__Problem__
Please print the data that follows, keeping every line exact.

__Dataset excerpts__
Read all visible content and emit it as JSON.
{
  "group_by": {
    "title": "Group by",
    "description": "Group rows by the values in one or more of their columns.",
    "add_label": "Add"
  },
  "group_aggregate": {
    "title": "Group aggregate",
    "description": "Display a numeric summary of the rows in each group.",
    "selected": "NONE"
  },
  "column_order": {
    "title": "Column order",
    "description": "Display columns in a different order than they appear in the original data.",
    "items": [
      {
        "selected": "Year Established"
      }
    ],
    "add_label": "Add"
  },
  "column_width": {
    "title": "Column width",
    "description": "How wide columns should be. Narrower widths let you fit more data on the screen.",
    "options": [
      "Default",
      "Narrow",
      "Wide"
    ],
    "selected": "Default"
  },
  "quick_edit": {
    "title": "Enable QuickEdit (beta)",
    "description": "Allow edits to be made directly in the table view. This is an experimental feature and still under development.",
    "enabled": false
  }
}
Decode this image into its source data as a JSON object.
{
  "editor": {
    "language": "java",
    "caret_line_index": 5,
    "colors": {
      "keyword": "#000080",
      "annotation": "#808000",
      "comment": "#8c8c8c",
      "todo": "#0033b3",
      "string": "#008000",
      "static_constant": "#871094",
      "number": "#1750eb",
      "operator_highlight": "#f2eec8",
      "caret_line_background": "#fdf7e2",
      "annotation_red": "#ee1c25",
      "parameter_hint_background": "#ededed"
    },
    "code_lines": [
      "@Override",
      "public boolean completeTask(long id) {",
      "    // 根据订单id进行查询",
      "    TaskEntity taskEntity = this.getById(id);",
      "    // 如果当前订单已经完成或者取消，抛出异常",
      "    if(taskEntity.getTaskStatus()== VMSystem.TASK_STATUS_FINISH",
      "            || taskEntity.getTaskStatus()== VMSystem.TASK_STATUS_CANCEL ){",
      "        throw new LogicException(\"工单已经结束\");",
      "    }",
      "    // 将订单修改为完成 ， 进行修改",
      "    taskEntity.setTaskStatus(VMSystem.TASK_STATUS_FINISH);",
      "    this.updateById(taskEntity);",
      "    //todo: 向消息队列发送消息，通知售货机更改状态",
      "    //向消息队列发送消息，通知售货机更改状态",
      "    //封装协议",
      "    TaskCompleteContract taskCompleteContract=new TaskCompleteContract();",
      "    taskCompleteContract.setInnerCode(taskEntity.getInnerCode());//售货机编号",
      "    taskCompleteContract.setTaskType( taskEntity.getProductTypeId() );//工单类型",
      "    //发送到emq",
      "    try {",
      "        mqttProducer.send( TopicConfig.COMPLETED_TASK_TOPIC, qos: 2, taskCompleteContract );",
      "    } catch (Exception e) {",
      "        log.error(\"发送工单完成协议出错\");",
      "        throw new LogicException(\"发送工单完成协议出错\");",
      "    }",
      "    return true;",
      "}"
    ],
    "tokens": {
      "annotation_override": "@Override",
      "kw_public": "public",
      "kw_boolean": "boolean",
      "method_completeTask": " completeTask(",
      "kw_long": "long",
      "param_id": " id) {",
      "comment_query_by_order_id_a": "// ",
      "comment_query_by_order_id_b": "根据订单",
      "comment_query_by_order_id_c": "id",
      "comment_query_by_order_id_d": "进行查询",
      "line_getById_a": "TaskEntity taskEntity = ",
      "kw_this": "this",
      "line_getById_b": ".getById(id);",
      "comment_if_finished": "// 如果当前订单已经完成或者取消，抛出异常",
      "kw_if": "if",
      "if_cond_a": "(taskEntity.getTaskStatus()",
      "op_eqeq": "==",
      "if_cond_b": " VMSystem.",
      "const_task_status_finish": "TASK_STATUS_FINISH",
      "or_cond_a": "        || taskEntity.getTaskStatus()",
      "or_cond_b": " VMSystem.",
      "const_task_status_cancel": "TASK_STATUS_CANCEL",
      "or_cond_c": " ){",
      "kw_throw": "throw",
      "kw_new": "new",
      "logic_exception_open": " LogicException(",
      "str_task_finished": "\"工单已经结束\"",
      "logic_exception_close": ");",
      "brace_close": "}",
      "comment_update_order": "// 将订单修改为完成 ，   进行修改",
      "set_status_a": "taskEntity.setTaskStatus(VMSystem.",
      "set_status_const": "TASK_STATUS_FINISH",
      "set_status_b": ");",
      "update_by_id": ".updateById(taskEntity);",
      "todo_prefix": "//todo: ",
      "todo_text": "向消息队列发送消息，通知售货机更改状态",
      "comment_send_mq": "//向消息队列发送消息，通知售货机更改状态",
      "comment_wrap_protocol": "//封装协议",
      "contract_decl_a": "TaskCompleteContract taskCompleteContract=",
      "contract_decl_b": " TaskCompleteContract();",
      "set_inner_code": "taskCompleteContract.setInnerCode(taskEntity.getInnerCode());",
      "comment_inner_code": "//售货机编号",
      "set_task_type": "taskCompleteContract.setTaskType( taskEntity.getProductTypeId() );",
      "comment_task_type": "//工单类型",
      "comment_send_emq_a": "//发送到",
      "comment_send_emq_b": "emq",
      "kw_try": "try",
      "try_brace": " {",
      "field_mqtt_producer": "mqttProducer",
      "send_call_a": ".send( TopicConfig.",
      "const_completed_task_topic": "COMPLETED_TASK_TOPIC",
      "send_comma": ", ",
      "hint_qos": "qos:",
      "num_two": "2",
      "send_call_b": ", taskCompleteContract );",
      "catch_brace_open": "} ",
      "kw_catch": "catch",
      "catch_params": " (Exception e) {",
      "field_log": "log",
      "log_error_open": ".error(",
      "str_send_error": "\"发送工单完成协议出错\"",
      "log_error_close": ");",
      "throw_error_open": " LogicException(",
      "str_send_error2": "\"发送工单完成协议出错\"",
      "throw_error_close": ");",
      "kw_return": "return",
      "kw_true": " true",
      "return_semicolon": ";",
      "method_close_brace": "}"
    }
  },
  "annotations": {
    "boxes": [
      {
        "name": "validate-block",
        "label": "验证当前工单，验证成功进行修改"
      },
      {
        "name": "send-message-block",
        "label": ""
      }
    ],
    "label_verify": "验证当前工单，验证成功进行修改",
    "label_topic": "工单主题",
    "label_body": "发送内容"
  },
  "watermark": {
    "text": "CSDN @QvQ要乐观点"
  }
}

__Answer space__
Read all visible content and emit it as JSON.
{
  "group_by": {
    "title": "Group by",
    "description": "Group rows by the values in one or more of their columns.",
    "add_label": "Add"
  },
  "group_aggregate": {
    "title": "Group aggregate",
    "description": "Display a numeric summary of the rows in each group.",
    "selected": "NONE"
  },
  "column_order": {
    "title": "Column order",
    "description": "Display columns in a different order than they appear in the original data.",
    "items": [
      {
        "selected": "Year Established"
      }
    ],
    "add_label": "Add"
  },
  "column_width": {
    "title": "Column width",
    "description": "How wide columns should be. Narrower widths let you fit more data on the screen.",
    "options": [
      "Default",
      "Narrow",
      "Wide"
    ],
    "selected": "Default"
  },
  "quick_edit": {
    "title": "Enable QuickEdit (beta)",
    "description": "Allow edits to be made directly in the table view. This is an experimental feature and still under development.",
    "enabled": false
  }
}
Decode this image into its source data as a JSON object.
{
  "editor": {
    "language": "java",
    "caret_line_index": 5,
    "colors": {
      "keyword": "#000080",
      "annotation": "#808000",
      "comment": "#8c8c8c",
      "todo": "#0033b3",
      "string": "#008000",
      "static_constant": "#871094",
      "number": "#1750eb",
      "operator_highlight": "#f2eec8",
      "caret_line_background": "#fdf7e2",
      "annotation_red": "#ee1c25",
      "parameter_hint_background": "#ededed"
    },
    "code_lines": [
      "@Override",
      "public boolean completeTask(long id) {",
      "    // 根据订单id进行查询",
      "    TaskEntity taskEntity = this.getById(id);",
      "    // 如果当前订单已经完成或者取消，抛出异常",
      "    if(taskEntity.getTaskStatus()== VMSystem.TASK_STATUS_FINISH",
      "            || taskEntity.getTaskStatus()== VMSystem.TASK_STATUS_CANCEL ){",
      "        throw new LogicException(\"工单已经结束\");",
      "    }",
      "    // 将订单修改为完成 ， 进行修改",
      "    taskEntity.setTaskStatus(VMSystem.TASK_STATUS_FINISH);",
      "    this.updateById(taskEntity);",
      "    //todo: 向消息队列发送消息，通知售货机更改状态",
      "    //向消息队列发送消息，通知售货机更改状态",
      "    //封装协议",
      "    TaskCompleteContract taskCompleteContract=new TaskCompleteContract();",
      "    taskCompleteContract.setInnerCode(taskEntity.getInnerCode());//售货机编号",
      "    taskCompleteContract.setTaskType( taskEntity.getProductTypeId() );//工单类型",
      "    //发送到emq",
      "    try {",
      "        mqttProducer.send( TopicConfig.COMPLETED_TASK_TOPIC, qos: 2, taskCompleteContract );",
      "    } catch (Exception e) {",
      "        log.error(\"发送工单完成协议出错\");",
      "        throw new LogicException(\"发送工单完成协议出错\");",
      "    }",
      "    return true;",
      "}"
    ],
    "tokens": {
      "annotation_override": "@Override",
      "kw_public": "public",
      "kw_boolean": "boolean",
      "method_completeTask": " completeTask(",
      "kw_long": "long",
      "param_id": " id) {",
      "comment_query_by_order_id_a": "// ",
      "comment_query_by_order_id_b": "根据订单",
      "comment_query_by_order_id_c": "id",
      "comment_query_by_order_id_d": "进行查询",
      "line_getById_a": "TaskEntity taskEntity = ",
      "kw_this": "this",
      "line_getById_b": ".getById(id);",
      "comment_if_finished": "// 如果当前订单已经完成或者取消，抛出异常",
      "kw_if": "if",
      "if_cond_a": "(taskEntity.getTaskStatus()",
      "op_eqeq": "==",
      "if_cond_b": " VMSystem.",
      "const_task_status_finish": "TASK_STATUS_FINISH",
      "or_cond_a": "        || taskEntity.getTaskStatus()",
      "or_cond_b": " VMSystem.",
      "const_task_status_cancel": "TASK_STATUS_CANCEL",
      "or_cond_c": " ){",
      "kw_throw": "throw",
      "kw_new": "new",
      "logic_exception_open": " LogicException(",
      "str_task_finished": "\"工单已经结束\"",
      "logic_exception_close": ");",
      "brace_close": "}",
      "comment_update_order": "// 将订单修改为完成 ，   进行修改",
      "set_status_a": "taskEntity.setTaskStatus(VMSystem.",
      "set_status_const": "TASK_STATUS_FINISH",
      "set_status_b": ");",
      "update_by_id": ".updateById(taskEntity);",
      "todo_prefix": "//todo: ",
      "todo_text": "向消息队列发送消息，通知售货机更改状态",
      "comment_send_mq": "//向消息队列发送消息，通知售货机更改状态",
      "comment_wrap_protocol": "//封装协议",
      "contract_decl_a": "TaskCompleteContract taskCompleteContract=",
      "contract_decl_b": " TaskCompleteContract();",
      "set_inner_code": "taskCompleteContract.setInnerCode(taskEntity.getInnerCode());",
      "comment_inner_code": "//售货机编号",
      "set_task_type": "taskCompleteContract.setTaskType( taskEntity.getProductTypeId() );",
      "comment_task_type": "//工单类型",
      "comment_send_emq_a": "//发送到",
      "comment_send_emq_b": "emq",
      "kw_try": "try",
      "try_brace": " {",
      "field_mqtt_producer": "mqttProducer",
      "send_call_a": ".send( TopicConfig.",
      "const_completed_task_topic": "COMPLETED_TASK_TOPIC",
      "send_comma": ", ",
      "hint_qos": "qos:",
      "num_two": "2",
      "send_call_b": ", taskCompleteContract );",
      "catch_brace_open": "} ",
      "kw_catch": "catch",
      "catch_params": " (Exception e) {",
      "field_log": "log",
      "log_error_open": ".error(",
      "str_send_error": "\"发送工单完成协议出错\"",
      "log_error_close": ");",
      "throw_error_open": " LogicException(",
      "str_send_error2": "\"发送工单完成协议出错\"",
      "throw_error_close": ");",
      "kw_return": "return",
      "kw_true": " true",
      "return_semicolon": ";",
      "method_close_brace": "}"
    }
  },
  "annotations": {
    "boxes": [
      {
        "name": "validate-block",
        "label": "验证当前工单，验证成功进行修改"
      },
      {
        "name": "send-message-block",
        "label": ""
      }
    ],
    "label_verify": "验证当前工单，验证成功进行修改",
    "label_topic": "工单主题",
    "label_body": "发送内容"
  },
  "watermark": {
    "text": "CSDN @QvQ要乐观点"
  }
}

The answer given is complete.